It is increasingly recognized that "the burden of supporting an older population over the coming decades will depend crucially on the extent to which the population of working age in general, and older workers in particular, will participate in the labour market" (OECD 1996, p. 65). Many countries are adopting policies to slow and reverse trends toward early retirement. For example, work incentives in pension schemes are being strengthened. In addition, several countries are considering or implementing an increase in the retirement age (or, more accurately, the age at which state pensions are payable).

Moves toward later retirement may be politically unpopular. When pensions were first introduced, however, the period of expected life after the age of retirement was relatively short. For example, the first old-age pension, introduced in New Zealand in 1898, was payable at age 65; the pension introduced in the United Kingdom in 1908 was payable at age 70. In 1901 expectation of life at birth in the United Kingdom was 56 years for men and 63 years for women; in 2001 it was around 75 years for men and 80 years for women.

Because health-care costs are known to rise with age, it is feared that an aging population will lead to higher health-care expenditures. However, recent studies show that unlike the case with pensions, increased longevity in the population need not translate into increased health costs. Evidence suggests that the greatest proportion of health-care spending among older people is incurred in the final year of an individual's life regardless of the length of that life. In the United Kingdom it is estimated that people consume about a quarter their lifetime consumption of health care during the last year of life. If greater longevity means only that the cost of dying is postponed, the implications for future health spending are limited. If, however, there are additional costs to greater longevity, the implications will be very different. A critical factor will be whether the additional years of life are spent in good or poor health. So far the evidence regarding the compression of morbidity is mixed.

It is important to bear in mind that trends in health-care expenditures are largely determined by factors other than demographic change. For example, three-quarters of the rise in medical spending in the United States between 1960 and 1993 was attributable to technological change in contrast to only 3 percent that was due to demographic change. Thus, there are upward pressures on welfare spending for a whole range of reasons, including aging of the population. The future performance of the economy, and the levels of unemployment and early retirement in particular, will have as great an effect as will demographic change. The question of whether societies can continue to afford the welfare state will be answered as much by ideology as by fiscal concerns.

See also: Aging of Population; Cost of Children; Family Allowances; Family Policy; Intergenerational Transfers.


Barr, Nicholas. 2001. The Welfare State as Piggy Bank: Information, Risk, Uncertainty and the Role of the State.

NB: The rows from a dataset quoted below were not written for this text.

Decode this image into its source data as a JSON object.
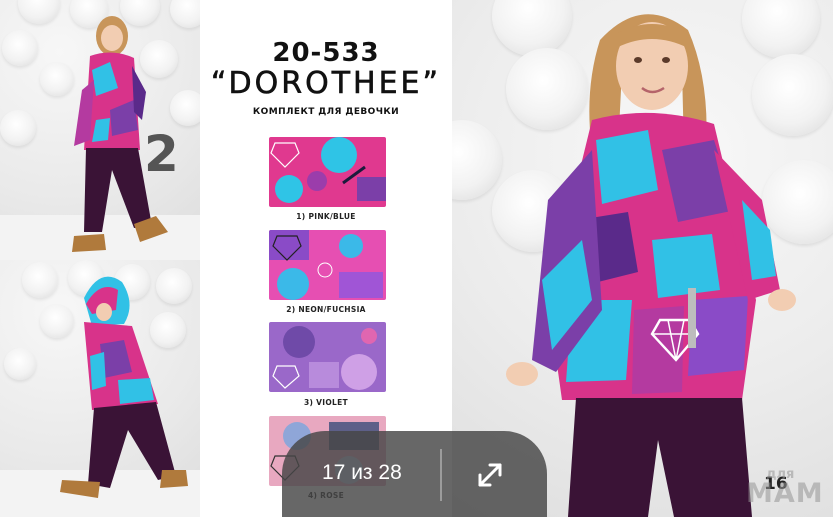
{
  "product": {
    "code": "20-533",
    "name": "“DOROTHEE”",
    "subtitle": "КОМПЛЕКТ ДЛЯ ДЕВОЧКИ"
  },
  "swatches": [
    {
      "label": "1) PINK/BLUE",
      "colors": [
        "#e0398f",
        "#2fc4e6",
        "#7b3fa8"
      ]
    },
    {
      "label": "2) NEON/FUCHSIA",
      "colors": [
        "#e64fb2",
        "#3bb9e8",
        "#8a4bc7"
      ]
    },
    {
      "label": "3) VIOLET",
      "colors": [
        "#9a68c9",
        "#6f4aa8",
        "#cfa0e6"
      ]
    },
    {
      "label": "4) ROSE",
      "colors": [
        "#e8a8c0",
        "#8fa6d8",
        "#5d5f88"
      ]
    }
  ],
  "photo_number_left": "2",
  "photo_number_right": "16",
  "gallery": {
    "counter": "17 из 28",
    "expand_icon": "expand-arrows-icon"
  },
  "watermark": {
    "line1": "для",
    "line2": "МАМ"
  },
  "colors": {
    "suit_purple": "#3a1336",
    "jacket_pink": "#d8338a",
    "jacket_blue": "#31c1e6",
    "overlay": "#474747"
  }
}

Oxford: Oxford University Press.

Clegg, Joan. 1980. Dictionary of Social Services: Policy and Practice, 3rd edition. London: Bedford Square Press.

Cutler, David, and Ellen Meara. 1999. "The Concentration of Medical Spending: An Update." Cambridge, MA: National Bureau of Economic Research, Working Paper 7279.

Esping-Andersen, Gøsta. 1990. The Three Worlds of Welfare Capitalism. Cambridge, Eng.: Polity Press.

Goodin, Robert et al. 1999. The Real Worlds of Welfare Capitalism. New York: Cambridge University Press.

Johnson, Paul, and Jane Falkingham. 1992. Ageing and Economic Welfare. London: Sage.

Organization for Economic Cooperation and Development. 1996. Aging in OECD Countries: A Critical Policy Challenge. Paris: Organization for Economic Cooperation and Development.

——. 2000. Reforms for an Ageing Society. Paris: Organization for Economic Cooperation Development.

Zweifel, Peter, Stefan Felder, and Markus Meier. 1999. "Ageing of the Population and Healthcare Expenditure: A Red Herring?" Health Economics 8: 485–496.

Jane Falkingham